*YOUR ASSIGNMENT*: Nothing in the records may be dropped or altered when you repeat them.

Excerpts from a dataset
*** Begin section ***

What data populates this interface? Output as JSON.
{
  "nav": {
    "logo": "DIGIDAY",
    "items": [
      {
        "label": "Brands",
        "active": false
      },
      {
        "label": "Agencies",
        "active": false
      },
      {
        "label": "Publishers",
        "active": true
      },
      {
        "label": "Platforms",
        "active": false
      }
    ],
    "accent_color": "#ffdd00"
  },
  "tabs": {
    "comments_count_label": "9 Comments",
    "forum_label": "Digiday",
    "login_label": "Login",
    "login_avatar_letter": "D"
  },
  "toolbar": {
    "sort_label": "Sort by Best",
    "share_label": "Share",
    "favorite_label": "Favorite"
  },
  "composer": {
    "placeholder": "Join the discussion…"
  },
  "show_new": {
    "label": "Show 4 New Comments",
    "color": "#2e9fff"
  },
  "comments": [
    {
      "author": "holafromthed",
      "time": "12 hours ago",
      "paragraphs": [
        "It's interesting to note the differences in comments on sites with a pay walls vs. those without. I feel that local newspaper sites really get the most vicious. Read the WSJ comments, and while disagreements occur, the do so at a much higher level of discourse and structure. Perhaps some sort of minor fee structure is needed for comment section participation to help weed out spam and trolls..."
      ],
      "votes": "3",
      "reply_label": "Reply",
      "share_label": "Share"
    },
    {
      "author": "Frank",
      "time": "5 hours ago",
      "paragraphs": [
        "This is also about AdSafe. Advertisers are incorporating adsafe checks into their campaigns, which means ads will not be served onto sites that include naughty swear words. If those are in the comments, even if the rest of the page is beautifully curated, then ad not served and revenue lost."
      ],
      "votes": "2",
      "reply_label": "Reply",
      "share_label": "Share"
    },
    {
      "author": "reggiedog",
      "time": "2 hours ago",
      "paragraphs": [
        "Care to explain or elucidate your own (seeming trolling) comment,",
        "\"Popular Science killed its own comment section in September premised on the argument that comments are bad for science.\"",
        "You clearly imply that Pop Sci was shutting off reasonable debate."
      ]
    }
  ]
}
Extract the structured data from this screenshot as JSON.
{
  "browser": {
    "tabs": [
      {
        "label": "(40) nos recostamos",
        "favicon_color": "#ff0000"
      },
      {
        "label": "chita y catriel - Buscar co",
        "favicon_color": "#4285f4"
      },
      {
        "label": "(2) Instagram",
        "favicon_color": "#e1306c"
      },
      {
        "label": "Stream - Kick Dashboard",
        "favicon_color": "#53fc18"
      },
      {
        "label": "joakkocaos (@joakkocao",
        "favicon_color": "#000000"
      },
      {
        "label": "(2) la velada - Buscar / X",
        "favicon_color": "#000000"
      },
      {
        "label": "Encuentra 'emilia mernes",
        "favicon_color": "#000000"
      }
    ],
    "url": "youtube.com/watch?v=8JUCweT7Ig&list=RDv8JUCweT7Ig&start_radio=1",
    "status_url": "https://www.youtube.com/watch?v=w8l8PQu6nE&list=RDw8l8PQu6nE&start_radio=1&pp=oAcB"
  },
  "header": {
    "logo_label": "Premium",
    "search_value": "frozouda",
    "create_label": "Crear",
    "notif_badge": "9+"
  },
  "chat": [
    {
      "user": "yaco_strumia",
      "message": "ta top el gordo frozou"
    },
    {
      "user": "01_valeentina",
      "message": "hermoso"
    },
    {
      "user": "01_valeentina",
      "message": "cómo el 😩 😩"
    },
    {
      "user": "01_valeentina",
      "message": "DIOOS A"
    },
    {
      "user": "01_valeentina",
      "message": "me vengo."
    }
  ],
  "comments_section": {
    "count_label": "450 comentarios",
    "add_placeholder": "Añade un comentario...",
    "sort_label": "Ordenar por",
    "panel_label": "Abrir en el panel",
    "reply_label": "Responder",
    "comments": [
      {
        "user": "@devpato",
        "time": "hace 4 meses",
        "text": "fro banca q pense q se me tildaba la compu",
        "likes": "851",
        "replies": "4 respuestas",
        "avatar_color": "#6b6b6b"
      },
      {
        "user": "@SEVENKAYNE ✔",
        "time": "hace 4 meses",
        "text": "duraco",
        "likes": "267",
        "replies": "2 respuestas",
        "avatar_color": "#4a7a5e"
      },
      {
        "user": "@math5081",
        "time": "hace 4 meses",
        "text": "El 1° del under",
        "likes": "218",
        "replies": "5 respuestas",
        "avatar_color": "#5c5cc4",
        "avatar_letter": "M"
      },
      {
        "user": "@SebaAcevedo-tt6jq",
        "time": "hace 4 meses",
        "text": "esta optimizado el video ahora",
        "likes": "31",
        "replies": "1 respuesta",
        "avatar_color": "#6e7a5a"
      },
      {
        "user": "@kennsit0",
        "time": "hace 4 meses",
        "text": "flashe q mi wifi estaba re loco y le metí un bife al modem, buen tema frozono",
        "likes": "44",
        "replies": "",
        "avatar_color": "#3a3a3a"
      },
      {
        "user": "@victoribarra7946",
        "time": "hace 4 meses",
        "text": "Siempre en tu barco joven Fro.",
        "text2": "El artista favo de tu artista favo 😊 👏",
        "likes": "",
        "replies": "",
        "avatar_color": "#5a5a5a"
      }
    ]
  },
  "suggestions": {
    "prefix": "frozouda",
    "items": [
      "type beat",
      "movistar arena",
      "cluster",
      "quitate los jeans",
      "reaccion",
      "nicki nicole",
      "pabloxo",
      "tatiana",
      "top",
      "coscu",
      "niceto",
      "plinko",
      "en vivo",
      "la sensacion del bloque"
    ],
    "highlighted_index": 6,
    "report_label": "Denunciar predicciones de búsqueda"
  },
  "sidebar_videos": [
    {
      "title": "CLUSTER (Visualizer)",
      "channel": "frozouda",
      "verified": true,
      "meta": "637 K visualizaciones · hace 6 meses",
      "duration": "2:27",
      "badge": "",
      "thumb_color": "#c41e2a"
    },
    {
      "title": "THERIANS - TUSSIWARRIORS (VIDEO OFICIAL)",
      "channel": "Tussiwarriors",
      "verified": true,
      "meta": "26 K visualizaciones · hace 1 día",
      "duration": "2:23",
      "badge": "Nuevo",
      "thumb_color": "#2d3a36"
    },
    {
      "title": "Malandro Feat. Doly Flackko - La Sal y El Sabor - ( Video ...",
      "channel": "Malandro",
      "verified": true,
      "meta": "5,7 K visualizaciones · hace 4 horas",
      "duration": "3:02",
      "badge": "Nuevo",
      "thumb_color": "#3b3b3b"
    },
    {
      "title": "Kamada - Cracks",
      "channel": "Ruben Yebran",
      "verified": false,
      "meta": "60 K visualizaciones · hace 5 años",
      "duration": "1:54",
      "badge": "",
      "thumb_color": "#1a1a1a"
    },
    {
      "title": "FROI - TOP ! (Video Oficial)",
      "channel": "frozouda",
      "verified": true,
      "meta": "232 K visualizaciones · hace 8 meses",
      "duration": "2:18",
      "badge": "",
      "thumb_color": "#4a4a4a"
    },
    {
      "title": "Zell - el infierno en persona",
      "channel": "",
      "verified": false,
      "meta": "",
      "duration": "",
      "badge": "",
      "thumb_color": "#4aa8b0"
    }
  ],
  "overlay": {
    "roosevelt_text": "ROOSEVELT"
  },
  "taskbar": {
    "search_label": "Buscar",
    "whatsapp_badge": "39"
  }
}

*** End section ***

*YOUR RESPONSE*:
What data populates this interface? Output as JSON.
{
  "nav": {
    "logo": "DIGIDAY",
    "items": [
      {
        "label": "Brands",
        "active": false
      },
      {
        "label": "Agencies",
        "active": false
      },
      {
        "label": "Publishers",
        "active": true
      },
      {
        "label": "Platforms",
        "active": false
      }
    ],
    "accent_color": "#ffdd00"
  },
  "tabs": {
    "comments_count_label": "9 Comments",
    "forum_label": "Digiday",
    "login_label": "Login",
    "login_avatar_letter": "D"
  },
  "toolbar": {
    "sort_label": "Sort by Best",
    "share_label": "Share",
    "favorite_label": "Favorite"
  },
  "composer": {
    "placeholder": "Join the discussion…"
  },
  "show_new": {
    "label": "Show 4 New Comments",
    "color": "#2e9fff"
  },
  "comments": [
    {
      "author": "holafromthed",
      "time": "12 hours ago",
      "paragraphs": [
        "It's interesting to note the differences in comments on sites with a pay walls vs. those without. I feel that local newspaper sites really get the most vicious. Read the WSJ comments, and while disagreements occur, the do so at a much higher level of discourse and structure. Perhaps some sort of minor fee structure is needed for comment section participation to help weed out spam and trolls..."
      ],
      "votes": "3",
      "reply_label": "Reply",
      "share_label": "Share"
    },
    {
      "author": "Frank",
      "time": "5 hours ago",
      "paragraphs": [
        "This is also about AdSafe. Advertisers are incorporating adsafe checks into their campaigns, which means ads will not be served onto sites that include naughty swear words. If those are in the comments, even if the rest of the page is beautifully curated, then ad not served and revenue lost."
      ],
      "votes": "2",
      "reply_label": "Reply",
      "share_label": "Share"
    },
    {
      "author": "reggiedog",
      "time": "2 hours ago",
      "paragraphs": [
        "Care to explain or elucidate your own (seeming trolling) comment,",
        "\"Popular Science killed its own comment section in September premised on the argument that comments are bad for science.\"",
        "You clearly imply that Pop Sci was shutting off reasonable debate."
      ]
    }
  ]
}
Extract the structured data from this screenshot as JSON.
{
  "browser": {
    "tabs": [
      {
        "label": "(40) nos recostamos",
        "favicon_color": "#ff0000"
      },
      {
        "label": "chita y catriel - Buscar co",
        "favicon_color": "#4285f4"
      },
      {
        "label": "(2) Instagram",
        "favicon_color": "#e1306c"
      },
      {
        "label": "Stream - Kick Dashboard",
        "favicon_color": "#53fc18"
      },
      {
        "label": "joakkocaos (@joakkocao",
        "favicon_color": "#000000"
      },
      {
        "label": "(2) la velada - Buscar / X",
        "favicon_color": "#000000"
      },
      {
        "label": "Encuentra 'emilia mernes",
        "favicon_color": "#000000"
      }
    ],
    "url": "youtube.com/watch?v=8JUCweT7Ig&list=RDv8JUCweT7Ig&start_radio=1",
    "status_url": "https://www.youtube.com/watch?v=w8l8PQu6nE&list=RDw8l8PQu6nE&start_radio=1&pp=oAcB"
  },
  "header": {
    "logo_label": "Premium",
    "search_value": "frozouda",
    "create_label": "Crear",
    "notif_badge": "9+"
  },
  "chat": [
    {
      "user": "yaco_strumia",
      "message": "ta top el gordo frozou"
    },
    {
      "user": "01_valeentina",
      "message": "hermoso"
    },
    {
      "user": "01_valeentina",
      "message": "cómo el 😩 😩"
    },
    {
      "user": "01_valeentina",
      "message": "DIOOS A"
    },
    {
      "user": "01_valeentina",
      "message": "me vengo."
    }
  ],
  "comments_section": {
    "count_label": "450 comentarios",
    "add_placeholder": "Añade un comentario...",
    "sort_label": "Ordenar por",
    "panel_label": "Abrir en el panel",
    "reply_label": "Responder",
    "comments": [
      {
        "user": "@devpato",
        "time": "hace 4 meses",
        "text": "fro banca q pense q se me tildaba la compu",
        "likes": "851",
        "replies": "4 respuestas",
        "avatar_color": "#6b6b6b"
      },
      {
        "user": "@SEVENKAYNE ✔",
        "time": "hace 4 meses",
        "text": "duraco",
        "likes": "267",
        "replies": "2 respuestas",
        "avatar_color": "#4a7a5e"
      },
      {
        "user": "@math5081",
        "time": "hace 4 meses",
        "text": "El 1° del under",
        "likes": "218",
        "replies": "5 respuestas",
        "avatar_color": "#5c5cc4",
        "avatar_letter": "M"
      },
      {
        "user": "@SebaAcevedo-tt6jq",
        "time": "hace 4 meses",
        "text": "esta optimizado el video ahora",
        "likes": "31",
        "replies": "1 respuesta",
        "avatar_color": "#6e7a5a"
      },
      {
        "user": "@kennsit0",
        "time": "hace 4 meses",
        "text": "flashe q mi wifi estaba re loco y le metí un bife al modem, buen tema frozono",
        "likes": "44",
        "replies": "",
        "avatar_color": "#3a3a3a"
      },
      {
        "user": "@victoribarra7946",
        "time": "hace 4 meses",
        "text": "Siempre en tu barco joven Fro.",
        "text2": "El artista favo de tu artista favo 😊 👏",
        "likes": "",
        "replies": "",
        "avatar_color": "#5a5a5a"
      }
    ]
  },
  "suggestions": {
    "prefix": "frozouda",
    "items": [
      "type beat",
      "movistar arena",
      "cluster",
      "quitate los jeans",
      "reaccion",
      "nicki nicole",
      "pabloxo",
      "tatiana",
      "top",
      "coscu",
      "niceto",
      "plinko",
      "en vivo",
      "la sensacion del bloque"
    ],
    "highlighted_index": 6,
    "report_label": "Denunciar predicciones de búsqueda"
  },
  "sidebar_videos": [
    {
      "title": "CLUSTER (Visualizer)",
      "channel": "frozouda",
      "verified": true,
      "meta": "637 K visualizaciones · hace 6 meses",
      "duration": "2:27",
      "badge": "",
      "thumb_color": "#c41e2a"
    },
    {
      "title": "THERIANS - TUSSIWARRIORS (VIDEO OFICIAL)",
      "channel": "Tussiwarriors",
      "verified": true,
      "meta": "26 K visualizaciones · hace 1 día",
      "duration": "2:23",
      "badge": "Nuevo",
      "thumb_color": "#2d3a36"
    },
    {
      "title": "Malandro Feat. Doly Flackko - La Sal y El Sabor - ( Video ...",
      "channel": "Malandro",
      "verified": true,
      "meta": "5,7 K visualizaciones · hace 4 horas",
      "duration": "3:02",
      "badge": "Nuevo",
      "thumb_color": "#3b3b3b"
    },
    {
      "title": "Kamada - Cracks",
      "channel": "Ruben Yebran",
      "verified": false,
      "meta": "60 K visualizaciones · hace 5 años",
      "duration": "1:54",
      "badge": "",
      "thumb_color": "#1a1a1a"
    },
    {
      "title": "FROI - TOP ! (Video Oficial)",
      "channel": "frozouda",
      "verified": true,
      "meta": "232 K visualizaciones · hace 8 meses",
      "duration": "2:18",
      "badge": "",
      "thumb_color": "#4a4a4a"
    },
    {
      "title": "Zell - el infierno en persona",
      "channel": "",
      "verified": false,
      "meta": "",
      "duration": "",
      "badge": "",
      "thumb_color": "#4aa8b0"
    }
  ],
  "overlay": {
    "roosevelt_text": "ROOSEVELT"
  },
  "taskbar": {
    "search_label": "Buscar",
    "whatsapp_badge": "39"
  }
}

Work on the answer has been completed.